# Task to carry out
Wherever the word "Support" occurs in the lines below, copy the whole line.

# Supplied data
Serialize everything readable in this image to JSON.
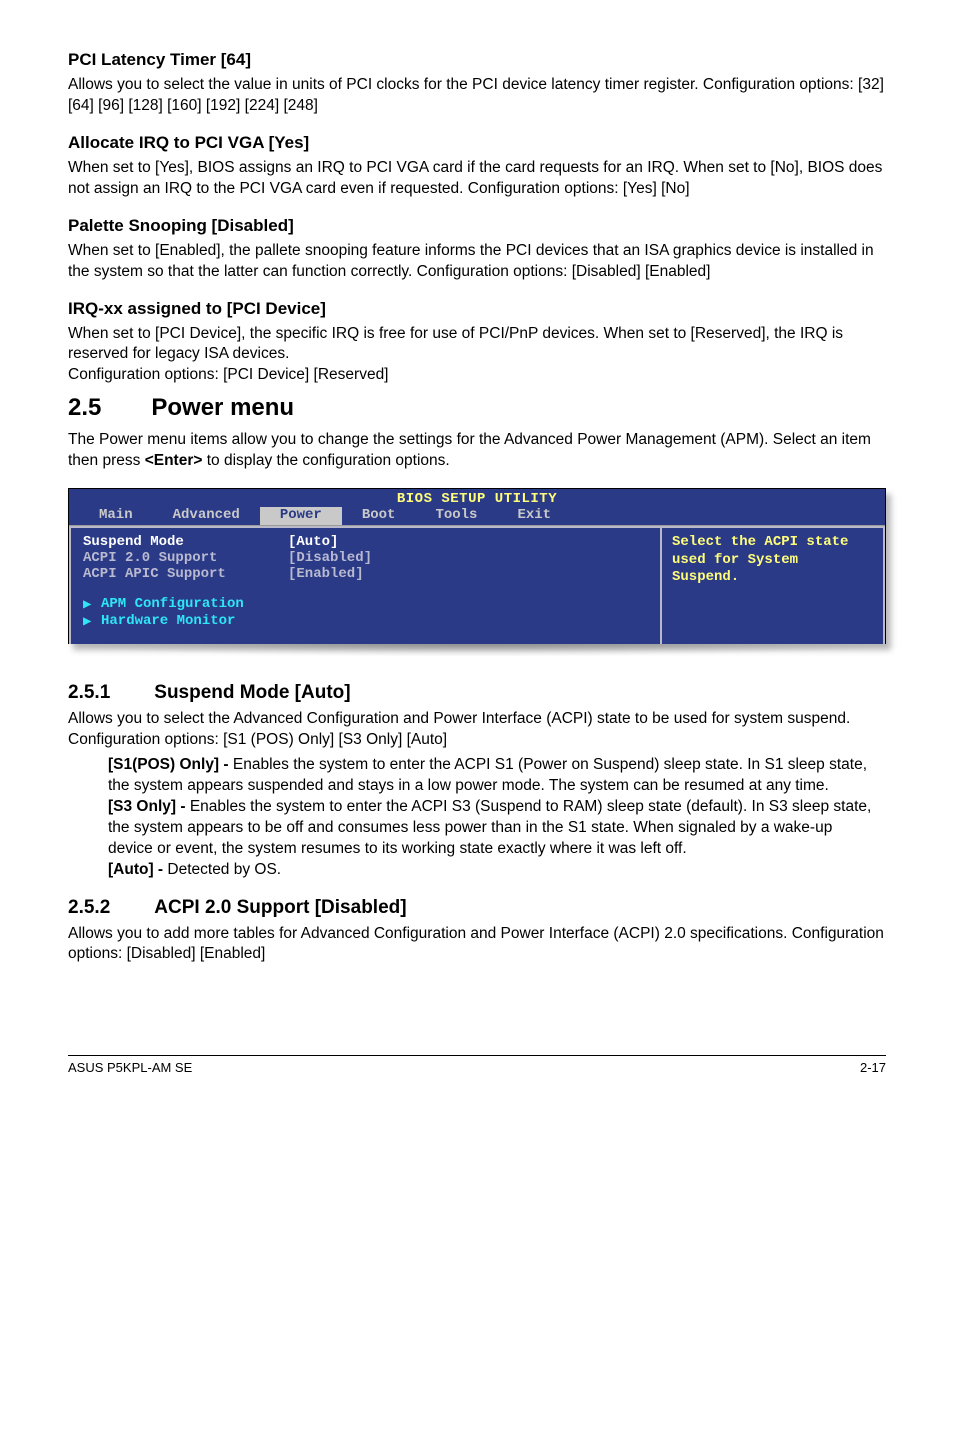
{
  "s1": {
    "h": "PCI Latency Timer [64]",
    "p": "Allows you to select the value in units of PCI clocks for the PCI device latency timer register. Configuration options: [32] [64] [96] [128] [160] [192] [224] [248]"
  },
  "s2": {
    "h": "Allocate IRQ to PCI VGA [Yes]",
    "p": "When set to [Yes], BIOS assigns an IRQ to PCI VGA card if the card requests for an IRQ. When set to [No], BIOS does not assign an IRQ to the PCI VGA card even if requested. Configuration options: [Yes] [No]"
  },
  "s3": {
    "h": "Palette Snooping [Disabled]",
    "p": "When set to [Enabled], the pallete snooping feature informs the PCI devices that an ISA graphics device is installed in the system so that the latter can function correctly. Configuration options: [Disabled] [Enabled]"
  },
  "s4": {
    "h": "IRQ-xx assigned to [PCI Device]",
    "p1": "When set to [PCI Device], the specific IRQ is free for use of PCI/PnP devices. When set to [Reserved], the IRQ is reserved for legacy ISA devices.",
    "p2": "Configuration options: [PCI Device] [Reserved]"
  },
  "sec25": {
    "num": "2.5",
    "title": "Power menu",
    "p_a": "The Power menu items allow you to change the settings for the Advanced Power Management (APM). Select an item then press ",
    "key": "<Enter>",
    "p_b": " to display the configuration options."
  },
  "bios": {
    "title": "BIOS SETUP UTILITY",
    "tabs": [
      "Main",
      "Advanced",
      "Power",
      "Boot",
      "Tools",
      "Exit"
    ],
    "rows": [
      {
        "label": "Suspend Mode",
        "value": "[Auto]",
        "sel": true
      },
      {
        "label": "ACPI 2.0 Support",
        "value": "[Disabled]",
        "sel": false
      },
      {
        "label": "ACPI APIC Support",
        "value": "[Enabled]",
        "sel": false
      }
    ],
    "links": [
      "APM Configuration",
      "Hardware Monitor"
    ],
    "help": "Select the ACPI state used for System Suspend."
  },
  "s251": {
    "num": "2.5.1",
    "title": "Suspend Mode [Auto]",
    "p": "Allows you to select the Advanced Configuration and Power Interface (ACPI) state to be used for system suspend. Configuration options: [S1 (POS) Only] [S3 Only] [Auto]",
    "b1h": "[S1(POS) Only] - ",
    "b1": "Enables the system to enter the ACPI S1 (Power on Suspend) sleep state. In S1 sleep state, the system appears suspended and stays in a low power mode. The system can be resumed at any time.",
    "b2h": "[S3 Only] - ",
    "b2": "Enables the system to enter the ACPI S3 (Suspend to RAM) sleep state (default). In S3 sleep state, the system appears to be off and consumes less power than in the S1 state. When signaled by a wake-up device or event, the system resumes to its working state exactly where it was left off.",
    "b3h": "[Auto] - ",
    "b3": "Detected by OS."
  },
  "s252": {
    "num": "2.5.2",
    "title": "ACPI 2.0 Support [Disabled]",
    "p": "Allows you to add more tables for Advanced Configuration and Power Interface (ACPI) 2.0 specifications. Configuration options: [Disabled] [Enabled]"
  },
  "footer": {
    "left": "ASUS P5KPL-AM SE",
    "right": "2-17"
  }
}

# Exercise response
        "label": "ACPI 2.0 Support",
        "label": "ACPI APIC Support",
    "title": "ACPI 2.0 Support [Disabled]",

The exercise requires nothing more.